**Work to be completed:**
If a line in the listing below contains the word "docx", count it, then please give only the number of such lines.

**Records for processing:**
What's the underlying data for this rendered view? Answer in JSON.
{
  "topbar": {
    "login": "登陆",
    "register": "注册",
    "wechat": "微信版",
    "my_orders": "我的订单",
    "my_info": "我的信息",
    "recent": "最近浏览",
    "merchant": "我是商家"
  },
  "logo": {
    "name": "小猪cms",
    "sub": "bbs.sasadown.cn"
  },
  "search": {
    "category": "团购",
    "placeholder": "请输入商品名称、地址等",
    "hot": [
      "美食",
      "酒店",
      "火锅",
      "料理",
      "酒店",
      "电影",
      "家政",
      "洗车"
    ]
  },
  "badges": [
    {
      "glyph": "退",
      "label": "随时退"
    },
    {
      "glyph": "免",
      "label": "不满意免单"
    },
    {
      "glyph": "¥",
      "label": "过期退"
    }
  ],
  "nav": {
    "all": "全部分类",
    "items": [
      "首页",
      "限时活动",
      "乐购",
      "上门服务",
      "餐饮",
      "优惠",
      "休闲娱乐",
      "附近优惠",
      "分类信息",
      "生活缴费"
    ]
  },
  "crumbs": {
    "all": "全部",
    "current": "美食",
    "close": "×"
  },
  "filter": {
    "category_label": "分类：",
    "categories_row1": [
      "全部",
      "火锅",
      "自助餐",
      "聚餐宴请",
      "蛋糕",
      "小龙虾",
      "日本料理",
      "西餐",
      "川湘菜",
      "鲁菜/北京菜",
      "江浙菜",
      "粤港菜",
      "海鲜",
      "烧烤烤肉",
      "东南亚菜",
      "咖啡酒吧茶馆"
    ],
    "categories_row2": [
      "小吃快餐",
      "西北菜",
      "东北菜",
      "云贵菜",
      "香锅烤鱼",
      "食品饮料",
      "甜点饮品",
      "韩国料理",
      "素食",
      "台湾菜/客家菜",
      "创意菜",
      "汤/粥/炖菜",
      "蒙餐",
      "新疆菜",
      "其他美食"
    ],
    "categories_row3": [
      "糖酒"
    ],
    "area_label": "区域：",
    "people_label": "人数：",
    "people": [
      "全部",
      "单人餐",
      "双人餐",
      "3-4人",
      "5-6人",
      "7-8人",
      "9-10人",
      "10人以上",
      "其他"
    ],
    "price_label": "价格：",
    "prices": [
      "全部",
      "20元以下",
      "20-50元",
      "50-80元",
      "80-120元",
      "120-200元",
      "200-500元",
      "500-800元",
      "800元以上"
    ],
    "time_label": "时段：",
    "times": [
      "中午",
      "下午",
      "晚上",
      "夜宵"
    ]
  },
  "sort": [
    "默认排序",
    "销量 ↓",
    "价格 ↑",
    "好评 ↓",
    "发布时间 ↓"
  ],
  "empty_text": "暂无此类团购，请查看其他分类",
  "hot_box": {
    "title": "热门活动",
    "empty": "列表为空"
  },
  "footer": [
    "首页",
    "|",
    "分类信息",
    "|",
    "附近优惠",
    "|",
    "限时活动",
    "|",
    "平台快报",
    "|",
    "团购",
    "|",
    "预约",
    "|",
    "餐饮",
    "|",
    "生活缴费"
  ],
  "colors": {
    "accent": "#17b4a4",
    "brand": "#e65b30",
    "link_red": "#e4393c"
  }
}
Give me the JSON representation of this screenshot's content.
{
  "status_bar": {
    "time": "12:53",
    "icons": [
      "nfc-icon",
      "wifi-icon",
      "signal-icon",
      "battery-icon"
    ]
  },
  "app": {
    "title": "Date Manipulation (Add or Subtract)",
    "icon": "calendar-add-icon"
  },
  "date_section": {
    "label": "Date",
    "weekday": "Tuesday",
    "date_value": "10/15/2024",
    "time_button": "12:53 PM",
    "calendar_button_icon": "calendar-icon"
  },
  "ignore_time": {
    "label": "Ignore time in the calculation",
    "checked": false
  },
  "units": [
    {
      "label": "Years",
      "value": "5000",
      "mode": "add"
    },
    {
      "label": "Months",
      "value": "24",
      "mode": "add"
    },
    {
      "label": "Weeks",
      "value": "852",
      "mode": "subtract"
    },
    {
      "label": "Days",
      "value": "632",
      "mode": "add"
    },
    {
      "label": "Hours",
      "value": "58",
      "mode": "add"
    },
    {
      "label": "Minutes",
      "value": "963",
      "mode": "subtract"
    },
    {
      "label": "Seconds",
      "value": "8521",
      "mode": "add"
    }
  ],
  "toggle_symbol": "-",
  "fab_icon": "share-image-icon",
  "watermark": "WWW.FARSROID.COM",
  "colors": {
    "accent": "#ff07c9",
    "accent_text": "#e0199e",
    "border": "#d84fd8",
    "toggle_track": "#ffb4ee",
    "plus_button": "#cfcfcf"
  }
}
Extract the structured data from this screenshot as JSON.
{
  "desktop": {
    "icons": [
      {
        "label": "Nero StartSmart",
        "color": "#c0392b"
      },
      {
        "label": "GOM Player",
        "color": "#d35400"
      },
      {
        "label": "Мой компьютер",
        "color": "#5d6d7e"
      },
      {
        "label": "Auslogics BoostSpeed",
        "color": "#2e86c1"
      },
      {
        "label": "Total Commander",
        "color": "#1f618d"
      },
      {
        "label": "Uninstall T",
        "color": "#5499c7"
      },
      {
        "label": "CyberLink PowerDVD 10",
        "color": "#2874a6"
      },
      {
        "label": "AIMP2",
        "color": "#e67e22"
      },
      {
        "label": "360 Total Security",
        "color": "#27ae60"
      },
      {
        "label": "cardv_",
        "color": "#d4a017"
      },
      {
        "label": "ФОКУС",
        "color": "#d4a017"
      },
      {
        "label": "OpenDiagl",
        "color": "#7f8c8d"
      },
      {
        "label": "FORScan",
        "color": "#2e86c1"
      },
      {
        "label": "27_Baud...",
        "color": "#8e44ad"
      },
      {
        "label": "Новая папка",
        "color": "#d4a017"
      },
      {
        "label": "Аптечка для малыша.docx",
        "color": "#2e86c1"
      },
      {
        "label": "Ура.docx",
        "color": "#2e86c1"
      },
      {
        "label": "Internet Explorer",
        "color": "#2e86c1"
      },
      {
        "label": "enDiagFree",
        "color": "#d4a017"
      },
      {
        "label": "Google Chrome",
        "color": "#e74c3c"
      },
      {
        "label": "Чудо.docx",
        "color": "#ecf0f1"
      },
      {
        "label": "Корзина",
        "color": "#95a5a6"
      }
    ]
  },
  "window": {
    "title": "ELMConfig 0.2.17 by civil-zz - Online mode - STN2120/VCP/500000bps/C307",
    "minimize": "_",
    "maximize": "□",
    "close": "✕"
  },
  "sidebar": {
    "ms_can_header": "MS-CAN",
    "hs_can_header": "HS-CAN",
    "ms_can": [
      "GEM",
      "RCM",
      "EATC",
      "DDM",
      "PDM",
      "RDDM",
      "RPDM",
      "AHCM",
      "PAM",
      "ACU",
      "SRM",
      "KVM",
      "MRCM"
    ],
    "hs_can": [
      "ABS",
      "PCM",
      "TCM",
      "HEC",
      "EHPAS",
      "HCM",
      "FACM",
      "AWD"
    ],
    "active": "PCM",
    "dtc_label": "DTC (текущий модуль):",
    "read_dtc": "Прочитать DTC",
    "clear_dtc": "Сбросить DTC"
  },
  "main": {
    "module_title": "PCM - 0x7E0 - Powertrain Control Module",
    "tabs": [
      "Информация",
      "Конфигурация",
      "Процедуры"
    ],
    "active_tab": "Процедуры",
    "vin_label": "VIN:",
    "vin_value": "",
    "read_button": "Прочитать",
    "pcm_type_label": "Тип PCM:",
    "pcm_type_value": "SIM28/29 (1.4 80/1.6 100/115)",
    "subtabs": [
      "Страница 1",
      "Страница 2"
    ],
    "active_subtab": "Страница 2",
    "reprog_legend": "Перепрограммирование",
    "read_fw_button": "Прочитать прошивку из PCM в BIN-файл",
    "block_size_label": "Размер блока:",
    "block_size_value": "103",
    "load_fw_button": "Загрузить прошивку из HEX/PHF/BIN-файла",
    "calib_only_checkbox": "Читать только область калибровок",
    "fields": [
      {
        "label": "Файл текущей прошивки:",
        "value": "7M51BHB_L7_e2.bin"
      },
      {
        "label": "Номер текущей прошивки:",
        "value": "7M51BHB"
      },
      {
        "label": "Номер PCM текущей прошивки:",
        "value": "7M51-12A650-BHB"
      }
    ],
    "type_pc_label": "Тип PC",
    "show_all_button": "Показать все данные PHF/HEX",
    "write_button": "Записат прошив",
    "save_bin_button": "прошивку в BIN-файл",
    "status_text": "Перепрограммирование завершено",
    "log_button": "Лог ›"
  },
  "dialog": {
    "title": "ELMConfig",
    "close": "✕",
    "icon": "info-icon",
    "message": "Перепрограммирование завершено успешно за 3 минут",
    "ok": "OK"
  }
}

**Answer to this task:**
3